That might not sound like a big deal, but it does show that someone at the city, or on the panel anyway, is listening. I brought the Bristol problem up in March, when I toured Maker's Mark distillery with chairman emeritus Bill Samuels, Jr., and it struck a nerve then. I'm glad he helped see that it was addressed in the report.
Why does it matter? Louisville woke up a few years ago and realized that bourbon was back, and yet not one in 100 bourbon fans who could cite the pedigree of any seven of the distilleries in Kentucky knew that Louisville had played an important role in birthing the bourbon industry.
In short, it's heritage had disappeared from the common knowledge of even Louisvillians, who believed like everyone else that the bourbon industry started, or started to get serious anyway, in Bardstown and its environs just before and after Prohibition.
But the state's largest city played an enormous role in the development of bourbon back from the frontier days -- it was founded in 1778, and stills were being licensed just a few years later. Heck, by 1783, my own ancestor James Patten would sell 660 acres of land to a distiller named Marsham Beshears, for the price of 165 gallons of whiskey.

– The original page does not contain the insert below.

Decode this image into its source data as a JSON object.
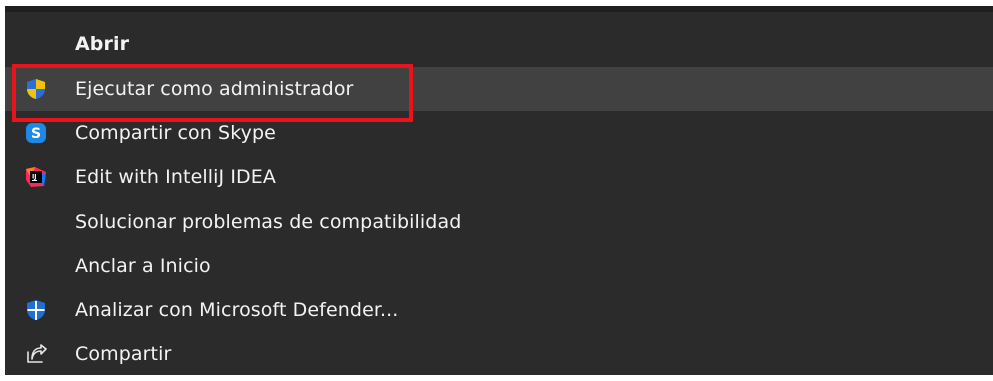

By the 19th Century, scores of offices for distilleries stood one after another along the city's famous Whiskey Row. During Prohibition, 10 distilleries in America were licensed to keep making, and selling, whiskey. For medicinal purposes, you understand. One of them was Brown Forman, which is still controlled by the family who founded it. (Last month, I asked master distiller Chris Morris how the company got so lucky, when so many others nearby had not. His answer: Despite, years of effort to find out, the reason remains a mystery.

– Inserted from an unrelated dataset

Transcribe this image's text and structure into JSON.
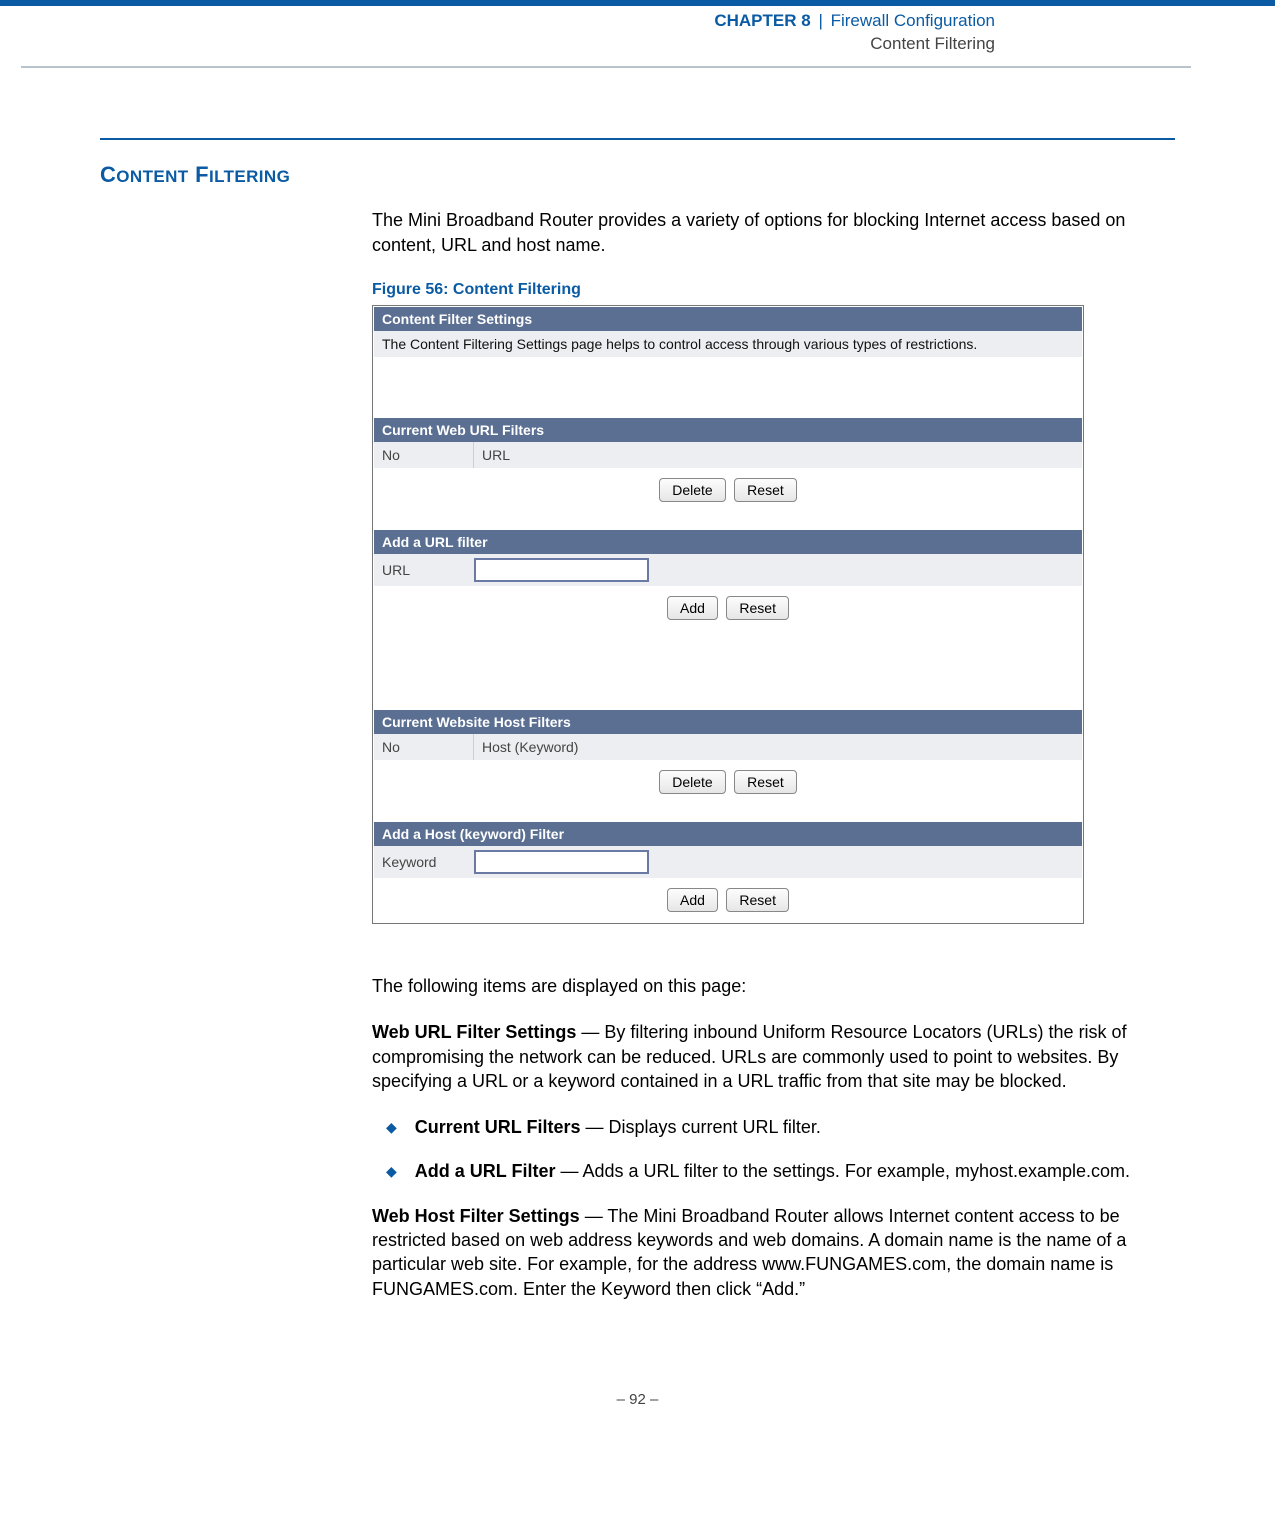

The last few years have seen Louisville move fast to rectify that historical oversight. The distillery tours -- first offered by Maker's Mark, and with others soon following -- will always be the main draw for bourbon fans seeking to get close to the source. But Louisville now boasts scores of locations to drink quality bourbon and -- in just the past year or so -- has begun opening tasting rooms and, in some cases, small distilling operations by the giant bourbon companies. The Evan Williams Experience, put on by Heaven Hill, is not to be missed. More facilities are opening this year, and more are planned for further down the road.
There is a reason for all this: Bourbon means bucks. In 2012 alone, distilleries spent $50 million on capital projects in Louisville, where the report issued Monday says some 4,200 people are employed by the bourbon industry. The city's bourbon industry generates some $42 million in tax revenue, the report says.
What the recommendations in the report are really, then, is proof that the city knows its chance to capitalize on its heritage is fleeting. Bourbon isn't going anywhere, but the boom we're seeing today doesn't have to last. The industry has certainly seen its share of booms and busts over the long history. What Louisville is hoping to do is to cement its place as the beating heart of the industry, a place where it's easy to find good bourbon -- and to find servers who know the good stuff isn't ever going to look good in a class of Coca Cola.
(Editor's note: Thanks to the city of Louisville, office of the mayor, for use of images above, and to graphic designer Priscilla Daffin for her timeline (top) of the history of Bourbon in Louisville.)